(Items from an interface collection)
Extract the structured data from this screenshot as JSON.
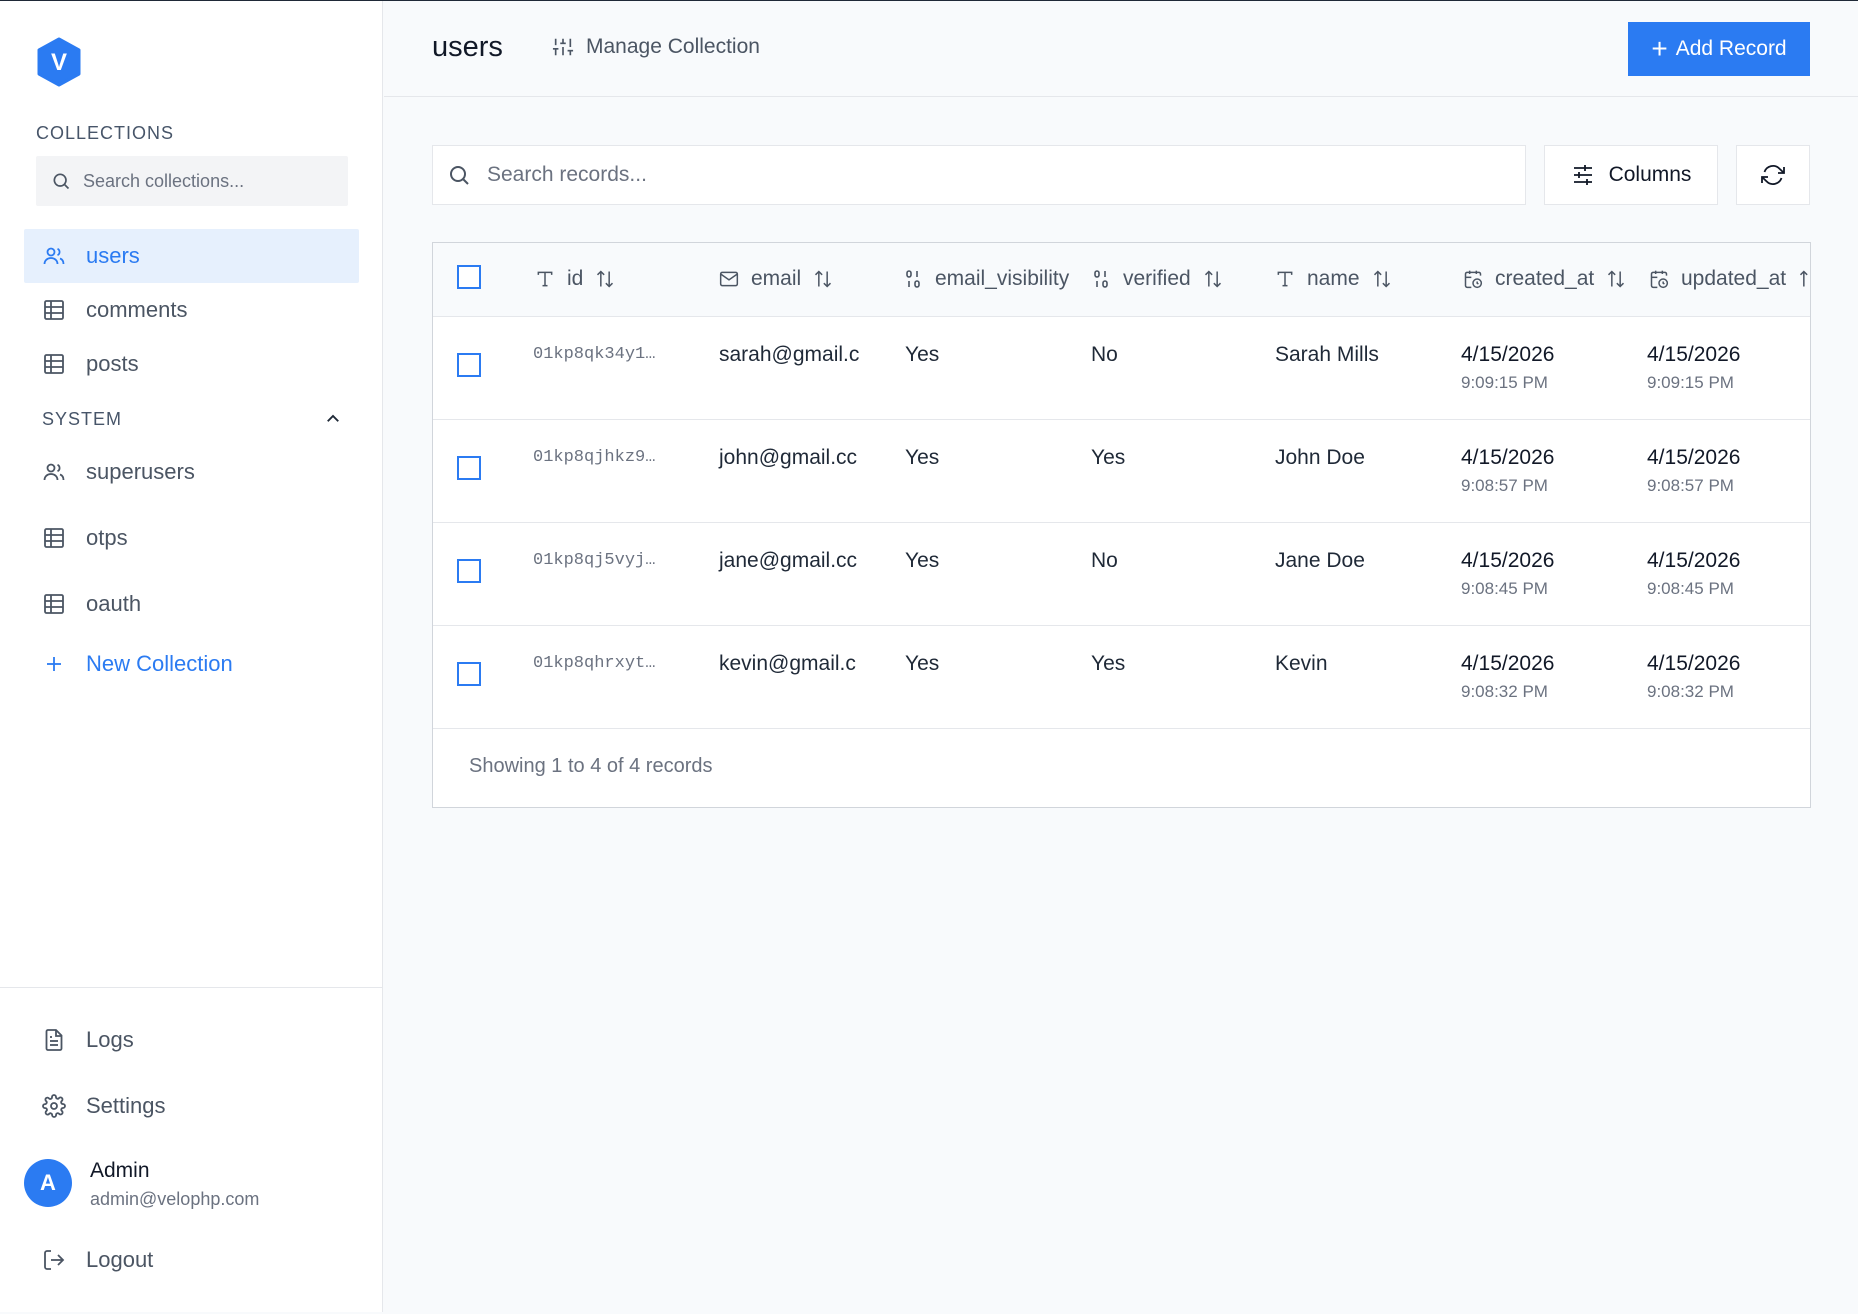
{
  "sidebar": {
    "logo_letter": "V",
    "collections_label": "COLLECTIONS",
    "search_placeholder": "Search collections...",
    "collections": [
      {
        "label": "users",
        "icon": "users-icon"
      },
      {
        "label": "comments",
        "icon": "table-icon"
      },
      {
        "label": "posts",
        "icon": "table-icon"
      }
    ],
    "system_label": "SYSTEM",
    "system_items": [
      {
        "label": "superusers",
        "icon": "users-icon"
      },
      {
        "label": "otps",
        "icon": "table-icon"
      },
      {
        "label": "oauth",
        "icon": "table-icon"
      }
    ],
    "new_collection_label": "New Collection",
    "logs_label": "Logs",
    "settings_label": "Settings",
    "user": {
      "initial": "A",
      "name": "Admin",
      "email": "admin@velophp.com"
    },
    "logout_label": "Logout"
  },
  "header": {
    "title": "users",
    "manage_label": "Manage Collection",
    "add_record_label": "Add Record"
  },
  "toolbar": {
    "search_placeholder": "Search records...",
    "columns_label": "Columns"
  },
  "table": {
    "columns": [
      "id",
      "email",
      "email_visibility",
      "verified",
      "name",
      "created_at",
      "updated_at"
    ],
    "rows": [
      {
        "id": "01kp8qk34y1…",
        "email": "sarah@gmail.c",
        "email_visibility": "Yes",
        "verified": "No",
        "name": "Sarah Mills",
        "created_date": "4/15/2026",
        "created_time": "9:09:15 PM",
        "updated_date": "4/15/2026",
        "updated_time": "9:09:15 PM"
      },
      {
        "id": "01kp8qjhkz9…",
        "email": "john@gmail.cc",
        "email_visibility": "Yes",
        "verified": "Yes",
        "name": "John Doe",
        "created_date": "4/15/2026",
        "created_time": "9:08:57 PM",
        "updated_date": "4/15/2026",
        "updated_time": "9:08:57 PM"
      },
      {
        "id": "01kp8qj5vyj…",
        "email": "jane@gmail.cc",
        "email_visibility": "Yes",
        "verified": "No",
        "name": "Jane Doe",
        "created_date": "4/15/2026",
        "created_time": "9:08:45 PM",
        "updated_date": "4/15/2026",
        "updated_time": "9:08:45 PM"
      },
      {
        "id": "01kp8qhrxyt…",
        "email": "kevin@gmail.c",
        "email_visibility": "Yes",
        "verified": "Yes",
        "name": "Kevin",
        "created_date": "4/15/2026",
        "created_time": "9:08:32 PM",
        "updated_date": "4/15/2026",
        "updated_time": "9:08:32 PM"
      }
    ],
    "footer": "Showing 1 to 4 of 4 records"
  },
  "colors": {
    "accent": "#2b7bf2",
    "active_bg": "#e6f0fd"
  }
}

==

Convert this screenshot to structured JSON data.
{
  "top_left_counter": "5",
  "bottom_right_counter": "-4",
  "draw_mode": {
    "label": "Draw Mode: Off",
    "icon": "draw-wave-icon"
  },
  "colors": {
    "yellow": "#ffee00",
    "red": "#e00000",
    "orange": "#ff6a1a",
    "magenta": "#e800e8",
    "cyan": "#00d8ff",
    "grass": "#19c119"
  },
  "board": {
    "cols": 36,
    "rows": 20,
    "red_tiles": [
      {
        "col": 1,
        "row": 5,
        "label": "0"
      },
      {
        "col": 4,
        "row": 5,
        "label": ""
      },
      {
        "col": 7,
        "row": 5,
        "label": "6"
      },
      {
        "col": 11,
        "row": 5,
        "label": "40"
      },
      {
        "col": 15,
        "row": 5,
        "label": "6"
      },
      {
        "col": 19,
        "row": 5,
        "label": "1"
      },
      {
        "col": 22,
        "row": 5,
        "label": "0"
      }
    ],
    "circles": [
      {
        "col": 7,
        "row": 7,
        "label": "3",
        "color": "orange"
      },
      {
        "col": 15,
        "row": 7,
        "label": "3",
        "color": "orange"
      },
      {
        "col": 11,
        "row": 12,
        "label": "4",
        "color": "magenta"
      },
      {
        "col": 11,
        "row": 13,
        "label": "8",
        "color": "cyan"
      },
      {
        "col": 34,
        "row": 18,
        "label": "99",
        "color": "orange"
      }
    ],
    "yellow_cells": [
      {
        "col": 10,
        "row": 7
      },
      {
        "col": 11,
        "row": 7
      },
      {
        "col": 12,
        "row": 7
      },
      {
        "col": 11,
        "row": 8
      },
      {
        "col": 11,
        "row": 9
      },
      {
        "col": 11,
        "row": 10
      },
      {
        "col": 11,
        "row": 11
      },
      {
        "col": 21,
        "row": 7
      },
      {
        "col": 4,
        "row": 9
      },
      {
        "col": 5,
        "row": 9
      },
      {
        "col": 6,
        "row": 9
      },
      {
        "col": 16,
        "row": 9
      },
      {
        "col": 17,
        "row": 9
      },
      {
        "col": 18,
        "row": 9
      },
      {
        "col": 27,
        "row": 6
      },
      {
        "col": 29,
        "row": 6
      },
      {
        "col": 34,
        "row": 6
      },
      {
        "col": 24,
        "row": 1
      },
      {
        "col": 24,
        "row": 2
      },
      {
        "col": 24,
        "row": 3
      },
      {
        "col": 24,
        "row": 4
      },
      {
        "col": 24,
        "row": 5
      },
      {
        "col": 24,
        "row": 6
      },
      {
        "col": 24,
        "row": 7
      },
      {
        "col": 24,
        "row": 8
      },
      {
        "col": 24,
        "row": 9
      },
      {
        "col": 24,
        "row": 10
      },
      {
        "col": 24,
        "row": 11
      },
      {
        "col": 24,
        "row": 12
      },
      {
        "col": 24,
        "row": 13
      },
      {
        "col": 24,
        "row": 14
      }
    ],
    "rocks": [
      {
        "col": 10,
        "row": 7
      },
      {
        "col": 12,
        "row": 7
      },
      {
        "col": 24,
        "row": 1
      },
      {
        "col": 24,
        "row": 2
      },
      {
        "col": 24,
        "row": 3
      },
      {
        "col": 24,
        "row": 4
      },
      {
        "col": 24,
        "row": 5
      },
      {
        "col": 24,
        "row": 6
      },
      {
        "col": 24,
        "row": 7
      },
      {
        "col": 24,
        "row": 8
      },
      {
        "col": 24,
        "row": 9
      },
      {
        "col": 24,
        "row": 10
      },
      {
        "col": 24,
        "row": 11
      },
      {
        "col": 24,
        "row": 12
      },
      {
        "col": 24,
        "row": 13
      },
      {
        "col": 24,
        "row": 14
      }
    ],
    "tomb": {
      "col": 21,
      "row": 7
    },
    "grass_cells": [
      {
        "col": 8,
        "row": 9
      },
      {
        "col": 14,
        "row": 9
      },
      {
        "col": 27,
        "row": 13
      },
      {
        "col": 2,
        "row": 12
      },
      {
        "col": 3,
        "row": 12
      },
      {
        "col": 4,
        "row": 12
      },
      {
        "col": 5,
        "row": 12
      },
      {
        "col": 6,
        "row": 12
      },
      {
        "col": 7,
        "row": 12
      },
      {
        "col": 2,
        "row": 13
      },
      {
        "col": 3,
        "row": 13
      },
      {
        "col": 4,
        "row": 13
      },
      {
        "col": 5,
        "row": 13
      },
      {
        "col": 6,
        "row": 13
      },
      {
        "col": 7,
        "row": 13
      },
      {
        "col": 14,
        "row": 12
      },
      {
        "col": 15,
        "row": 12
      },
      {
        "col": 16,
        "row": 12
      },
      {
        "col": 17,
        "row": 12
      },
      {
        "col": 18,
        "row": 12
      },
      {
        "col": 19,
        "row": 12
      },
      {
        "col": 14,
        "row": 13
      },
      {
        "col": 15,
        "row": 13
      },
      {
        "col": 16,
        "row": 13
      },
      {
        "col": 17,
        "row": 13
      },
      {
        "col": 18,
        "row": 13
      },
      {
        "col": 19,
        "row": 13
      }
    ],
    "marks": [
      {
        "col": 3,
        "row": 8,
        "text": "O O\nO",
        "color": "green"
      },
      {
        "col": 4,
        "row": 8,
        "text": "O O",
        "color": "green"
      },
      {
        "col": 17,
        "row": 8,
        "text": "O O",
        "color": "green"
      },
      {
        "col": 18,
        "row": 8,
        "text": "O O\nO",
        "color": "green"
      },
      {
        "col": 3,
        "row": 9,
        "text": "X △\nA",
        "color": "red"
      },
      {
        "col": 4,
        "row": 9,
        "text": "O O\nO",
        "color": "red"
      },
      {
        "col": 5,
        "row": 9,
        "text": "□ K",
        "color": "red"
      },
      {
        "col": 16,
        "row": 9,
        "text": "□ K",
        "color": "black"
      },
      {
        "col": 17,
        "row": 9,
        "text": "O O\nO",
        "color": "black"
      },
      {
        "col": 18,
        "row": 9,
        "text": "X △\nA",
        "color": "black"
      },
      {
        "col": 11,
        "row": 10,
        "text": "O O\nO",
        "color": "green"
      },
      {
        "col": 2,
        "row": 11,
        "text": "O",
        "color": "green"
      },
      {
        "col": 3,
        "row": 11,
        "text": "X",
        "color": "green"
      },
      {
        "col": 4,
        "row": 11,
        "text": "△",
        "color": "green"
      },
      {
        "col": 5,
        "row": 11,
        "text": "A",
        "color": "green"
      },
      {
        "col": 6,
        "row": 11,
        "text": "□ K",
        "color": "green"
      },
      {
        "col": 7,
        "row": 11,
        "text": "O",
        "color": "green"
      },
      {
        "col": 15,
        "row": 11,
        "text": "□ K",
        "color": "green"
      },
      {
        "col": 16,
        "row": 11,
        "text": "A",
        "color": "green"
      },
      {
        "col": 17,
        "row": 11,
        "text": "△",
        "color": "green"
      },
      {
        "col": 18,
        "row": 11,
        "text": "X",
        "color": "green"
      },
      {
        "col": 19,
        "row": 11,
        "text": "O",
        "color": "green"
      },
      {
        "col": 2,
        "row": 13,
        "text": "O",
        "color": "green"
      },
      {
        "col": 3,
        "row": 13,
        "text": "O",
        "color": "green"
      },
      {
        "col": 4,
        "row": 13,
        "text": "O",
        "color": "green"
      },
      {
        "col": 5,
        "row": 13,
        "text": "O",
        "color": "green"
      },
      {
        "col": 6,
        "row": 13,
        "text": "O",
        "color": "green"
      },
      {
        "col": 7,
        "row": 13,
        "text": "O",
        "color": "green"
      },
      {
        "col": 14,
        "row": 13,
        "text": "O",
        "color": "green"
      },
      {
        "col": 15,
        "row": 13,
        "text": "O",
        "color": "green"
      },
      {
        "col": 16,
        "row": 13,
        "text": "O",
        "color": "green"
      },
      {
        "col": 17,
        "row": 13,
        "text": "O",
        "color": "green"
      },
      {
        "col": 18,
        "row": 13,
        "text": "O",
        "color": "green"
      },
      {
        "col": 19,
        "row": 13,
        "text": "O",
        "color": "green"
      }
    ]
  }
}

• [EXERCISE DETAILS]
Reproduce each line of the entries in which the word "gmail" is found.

• [SOLUTION TO THIS PROBLEM]
        "email": "sarah@gmail.c",
        "email": "john@gmail.cc",
        "email": "jane@gmail.cc",
        "email": "kevin@gmail.c",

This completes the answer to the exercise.